AIM OF THE EXERCISE |
Give the count of lines in the entries below that contain the string "Maps", and only that count.

TASK MATERIAL |
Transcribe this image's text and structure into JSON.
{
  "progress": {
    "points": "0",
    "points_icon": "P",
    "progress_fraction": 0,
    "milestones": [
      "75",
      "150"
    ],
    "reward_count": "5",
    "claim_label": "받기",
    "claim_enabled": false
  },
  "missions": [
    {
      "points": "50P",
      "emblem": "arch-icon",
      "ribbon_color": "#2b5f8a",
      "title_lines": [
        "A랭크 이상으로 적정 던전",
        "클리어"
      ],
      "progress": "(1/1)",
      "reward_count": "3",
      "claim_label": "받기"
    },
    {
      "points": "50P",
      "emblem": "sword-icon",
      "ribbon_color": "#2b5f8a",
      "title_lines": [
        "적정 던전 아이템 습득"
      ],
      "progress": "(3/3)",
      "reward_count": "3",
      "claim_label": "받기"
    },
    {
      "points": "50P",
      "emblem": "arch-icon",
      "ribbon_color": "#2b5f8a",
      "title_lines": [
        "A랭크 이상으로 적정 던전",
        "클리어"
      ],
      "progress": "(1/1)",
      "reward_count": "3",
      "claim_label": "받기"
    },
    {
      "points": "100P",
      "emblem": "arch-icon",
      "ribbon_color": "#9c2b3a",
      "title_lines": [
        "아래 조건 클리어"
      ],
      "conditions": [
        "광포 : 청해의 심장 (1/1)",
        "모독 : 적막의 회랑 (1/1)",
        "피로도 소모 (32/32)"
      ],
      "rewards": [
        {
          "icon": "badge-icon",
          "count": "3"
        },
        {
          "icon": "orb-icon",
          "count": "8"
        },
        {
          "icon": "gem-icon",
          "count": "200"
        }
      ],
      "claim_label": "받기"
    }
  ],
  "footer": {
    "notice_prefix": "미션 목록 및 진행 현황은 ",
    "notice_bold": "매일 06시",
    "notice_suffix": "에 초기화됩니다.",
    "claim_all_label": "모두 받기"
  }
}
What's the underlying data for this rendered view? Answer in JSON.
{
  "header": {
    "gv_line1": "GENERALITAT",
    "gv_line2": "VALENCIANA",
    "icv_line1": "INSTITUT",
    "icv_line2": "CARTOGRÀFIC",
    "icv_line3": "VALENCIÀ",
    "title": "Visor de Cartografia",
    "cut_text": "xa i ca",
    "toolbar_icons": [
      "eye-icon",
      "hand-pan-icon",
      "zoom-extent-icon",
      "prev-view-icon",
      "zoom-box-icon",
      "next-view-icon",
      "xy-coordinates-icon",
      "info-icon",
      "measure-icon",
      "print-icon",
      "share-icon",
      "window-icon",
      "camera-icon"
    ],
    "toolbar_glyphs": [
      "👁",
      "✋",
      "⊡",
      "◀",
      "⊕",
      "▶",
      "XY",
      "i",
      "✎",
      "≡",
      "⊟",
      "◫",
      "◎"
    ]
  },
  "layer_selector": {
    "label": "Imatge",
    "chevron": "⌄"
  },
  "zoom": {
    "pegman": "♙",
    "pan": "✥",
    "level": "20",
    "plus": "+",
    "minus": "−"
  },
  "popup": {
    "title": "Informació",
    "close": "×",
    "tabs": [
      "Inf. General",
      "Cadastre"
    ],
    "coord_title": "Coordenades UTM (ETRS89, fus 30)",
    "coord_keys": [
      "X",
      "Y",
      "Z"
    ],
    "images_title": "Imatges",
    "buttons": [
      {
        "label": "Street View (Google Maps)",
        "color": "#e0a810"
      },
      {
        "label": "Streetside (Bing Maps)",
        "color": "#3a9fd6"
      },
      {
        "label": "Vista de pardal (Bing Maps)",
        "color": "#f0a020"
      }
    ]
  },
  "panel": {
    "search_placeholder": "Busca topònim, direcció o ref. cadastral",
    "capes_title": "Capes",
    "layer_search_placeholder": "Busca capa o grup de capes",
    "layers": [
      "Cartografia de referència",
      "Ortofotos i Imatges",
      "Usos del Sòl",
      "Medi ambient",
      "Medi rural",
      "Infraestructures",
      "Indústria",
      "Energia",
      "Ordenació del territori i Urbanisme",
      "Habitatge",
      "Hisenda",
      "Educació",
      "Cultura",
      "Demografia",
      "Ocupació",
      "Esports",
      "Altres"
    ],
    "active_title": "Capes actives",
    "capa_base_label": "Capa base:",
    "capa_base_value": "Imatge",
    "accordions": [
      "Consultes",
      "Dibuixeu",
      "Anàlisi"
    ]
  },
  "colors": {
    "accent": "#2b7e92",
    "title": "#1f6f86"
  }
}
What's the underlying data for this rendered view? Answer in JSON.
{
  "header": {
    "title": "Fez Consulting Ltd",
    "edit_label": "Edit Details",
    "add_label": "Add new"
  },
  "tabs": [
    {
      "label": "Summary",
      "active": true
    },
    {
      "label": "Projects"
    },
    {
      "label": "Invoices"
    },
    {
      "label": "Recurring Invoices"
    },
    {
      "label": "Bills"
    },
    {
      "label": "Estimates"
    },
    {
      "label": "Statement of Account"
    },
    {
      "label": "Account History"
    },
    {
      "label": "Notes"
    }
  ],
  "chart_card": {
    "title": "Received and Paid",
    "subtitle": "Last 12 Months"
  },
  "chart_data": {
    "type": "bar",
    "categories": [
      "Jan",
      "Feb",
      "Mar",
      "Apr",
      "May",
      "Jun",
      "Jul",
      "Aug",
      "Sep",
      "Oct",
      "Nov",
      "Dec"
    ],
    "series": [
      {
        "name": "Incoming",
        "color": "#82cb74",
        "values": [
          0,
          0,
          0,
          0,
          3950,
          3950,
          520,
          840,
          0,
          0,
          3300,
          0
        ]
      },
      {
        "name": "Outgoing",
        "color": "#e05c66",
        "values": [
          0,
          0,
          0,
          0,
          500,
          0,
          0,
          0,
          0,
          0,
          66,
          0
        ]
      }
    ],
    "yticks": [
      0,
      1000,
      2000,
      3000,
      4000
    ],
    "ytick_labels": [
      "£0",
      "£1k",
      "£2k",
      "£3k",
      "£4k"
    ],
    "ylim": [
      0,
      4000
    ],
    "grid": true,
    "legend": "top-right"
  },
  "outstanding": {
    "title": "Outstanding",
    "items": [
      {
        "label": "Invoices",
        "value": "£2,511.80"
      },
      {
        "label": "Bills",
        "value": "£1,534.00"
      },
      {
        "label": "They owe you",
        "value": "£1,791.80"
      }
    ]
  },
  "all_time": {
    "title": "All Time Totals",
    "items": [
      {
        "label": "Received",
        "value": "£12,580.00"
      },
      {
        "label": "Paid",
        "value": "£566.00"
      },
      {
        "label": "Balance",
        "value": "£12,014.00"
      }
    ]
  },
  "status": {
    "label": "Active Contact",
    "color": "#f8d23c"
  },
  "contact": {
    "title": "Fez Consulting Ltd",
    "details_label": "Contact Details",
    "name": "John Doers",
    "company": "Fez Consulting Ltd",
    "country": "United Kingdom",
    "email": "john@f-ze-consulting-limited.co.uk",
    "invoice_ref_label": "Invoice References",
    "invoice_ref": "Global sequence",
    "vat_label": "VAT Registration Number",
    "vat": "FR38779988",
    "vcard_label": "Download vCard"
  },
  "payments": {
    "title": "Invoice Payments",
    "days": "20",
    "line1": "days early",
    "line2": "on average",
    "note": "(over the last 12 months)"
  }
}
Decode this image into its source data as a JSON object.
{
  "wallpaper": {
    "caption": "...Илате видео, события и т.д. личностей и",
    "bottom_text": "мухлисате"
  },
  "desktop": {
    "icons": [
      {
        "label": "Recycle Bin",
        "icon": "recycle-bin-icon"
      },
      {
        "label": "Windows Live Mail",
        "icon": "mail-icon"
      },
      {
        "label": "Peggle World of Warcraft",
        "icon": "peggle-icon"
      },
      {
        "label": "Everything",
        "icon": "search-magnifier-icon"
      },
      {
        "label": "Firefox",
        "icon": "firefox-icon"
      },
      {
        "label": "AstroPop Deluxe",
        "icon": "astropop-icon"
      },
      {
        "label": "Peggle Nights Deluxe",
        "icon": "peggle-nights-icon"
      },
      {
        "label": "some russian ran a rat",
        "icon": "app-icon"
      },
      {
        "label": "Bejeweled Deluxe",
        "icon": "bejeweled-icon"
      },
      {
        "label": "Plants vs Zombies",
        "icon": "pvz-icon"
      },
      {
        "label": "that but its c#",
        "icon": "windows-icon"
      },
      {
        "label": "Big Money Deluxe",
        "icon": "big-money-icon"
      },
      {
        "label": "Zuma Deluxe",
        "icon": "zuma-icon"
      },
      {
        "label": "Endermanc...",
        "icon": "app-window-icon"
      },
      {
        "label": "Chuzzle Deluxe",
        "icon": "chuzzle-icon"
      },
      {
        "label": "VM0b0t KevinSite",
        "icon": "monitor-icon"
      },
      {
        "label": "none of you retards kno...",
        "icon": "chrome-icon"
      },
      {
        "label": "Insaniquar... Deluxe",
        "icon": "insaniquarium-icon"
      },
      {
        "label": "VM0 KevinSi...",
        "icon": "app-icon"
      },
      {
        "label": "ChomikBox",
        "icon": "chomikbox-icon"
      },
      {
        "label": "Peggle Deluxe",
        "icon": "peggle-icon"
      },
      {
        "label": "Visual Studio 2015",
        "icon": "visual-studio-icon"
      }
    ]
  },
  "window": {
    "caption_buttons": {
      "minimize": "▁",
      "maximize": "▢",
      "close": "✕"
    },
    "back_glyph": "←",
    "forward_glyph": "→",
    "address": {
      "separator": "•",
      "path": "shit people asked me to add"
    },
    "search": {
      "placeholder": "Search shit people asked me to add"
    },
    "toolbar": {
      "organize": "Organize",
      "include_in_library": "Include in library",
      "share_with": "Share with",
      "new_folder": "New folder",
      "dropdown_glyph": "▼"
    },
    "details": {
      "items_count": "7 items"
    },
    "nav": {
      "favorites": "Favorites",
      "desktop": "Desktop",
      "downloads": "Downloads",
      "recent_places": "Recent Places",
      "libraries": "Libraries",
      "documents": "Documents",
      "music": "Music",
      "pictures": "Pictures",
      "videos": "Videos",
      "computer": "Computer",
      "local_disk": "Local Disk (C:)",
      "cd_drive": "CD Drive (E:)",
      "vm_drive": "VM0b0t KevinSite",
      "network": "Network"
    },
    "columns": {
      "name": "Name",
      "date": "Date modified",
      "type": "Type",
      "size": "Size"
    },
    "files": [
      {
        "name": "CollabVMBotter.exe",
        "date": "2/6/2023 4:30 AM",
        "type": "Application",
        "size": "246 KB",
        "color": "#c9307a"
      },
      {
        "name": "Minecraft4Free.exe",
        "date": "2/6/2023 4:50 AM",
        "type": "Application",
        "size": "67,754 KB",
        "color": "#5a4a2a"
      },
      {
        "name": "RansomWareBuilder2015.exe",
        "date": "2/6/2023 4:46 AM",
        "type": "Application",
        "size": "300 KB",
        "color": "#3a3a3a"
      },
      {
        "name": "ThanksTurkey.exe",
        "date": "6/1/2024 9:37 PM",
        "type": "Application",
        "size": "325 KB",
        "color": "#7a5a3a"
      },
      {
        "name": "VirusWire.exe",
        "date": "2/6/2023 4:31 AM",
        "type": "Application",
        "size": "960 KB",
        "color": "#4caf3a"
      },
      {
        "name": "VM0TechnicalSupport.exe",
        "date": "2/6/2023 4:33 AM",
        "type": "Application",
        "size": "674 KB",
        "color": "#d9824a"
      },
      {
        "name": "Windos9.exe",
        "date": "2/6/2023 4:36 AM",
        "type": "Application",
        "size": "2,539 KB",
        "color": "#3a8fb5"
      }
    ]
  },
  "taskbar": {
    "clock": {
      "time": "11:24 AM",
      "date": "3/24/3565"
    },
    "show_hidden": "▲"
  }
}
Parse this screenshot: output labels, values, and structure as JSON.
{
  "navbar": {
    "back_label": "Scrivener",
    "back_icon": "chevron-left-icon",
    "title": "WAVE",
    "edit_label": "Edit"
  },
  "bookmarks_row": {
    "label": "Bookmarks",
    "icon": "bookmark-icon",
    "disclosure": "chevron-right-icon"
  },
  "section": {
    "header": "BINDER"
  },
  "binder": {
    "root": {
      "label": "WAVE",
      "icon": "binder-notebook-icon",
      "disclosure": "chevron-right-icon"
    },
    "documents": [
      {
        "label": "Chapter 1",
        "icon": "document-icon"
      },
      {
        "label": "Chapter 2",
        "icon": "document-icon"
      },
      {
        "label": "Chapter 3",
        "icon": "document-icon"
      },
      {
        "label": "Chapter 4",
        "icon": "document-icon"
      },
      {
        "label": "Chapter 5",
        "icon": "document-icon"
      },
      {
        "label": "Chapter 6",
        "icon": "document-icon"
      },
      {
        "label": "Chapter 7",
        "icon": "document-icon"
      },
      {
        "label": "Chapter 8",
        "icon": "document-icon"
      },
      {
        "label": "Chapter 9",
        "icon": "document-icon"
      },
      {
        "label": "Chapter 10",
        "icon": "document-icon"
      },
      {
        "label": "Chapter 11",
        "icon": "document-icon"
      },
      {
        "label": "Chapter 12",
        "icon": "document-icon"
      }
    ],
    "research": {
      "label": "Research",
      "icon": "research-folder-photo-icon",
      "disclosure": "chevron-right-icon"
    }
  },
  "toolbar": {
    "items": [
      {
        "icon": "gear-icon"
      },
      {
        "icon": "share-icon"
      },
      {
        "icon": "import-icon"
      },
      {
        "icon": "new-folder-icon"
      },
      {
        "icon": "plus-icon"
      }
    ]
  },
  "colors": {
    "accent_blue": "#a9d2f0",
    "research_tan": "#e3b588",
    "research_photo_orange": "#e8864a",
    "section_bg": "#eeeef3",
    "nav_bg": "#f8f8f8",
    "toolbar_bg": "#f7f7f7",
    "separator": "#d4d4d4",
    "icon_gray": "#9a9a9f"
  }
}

TASK OUTPUT |
3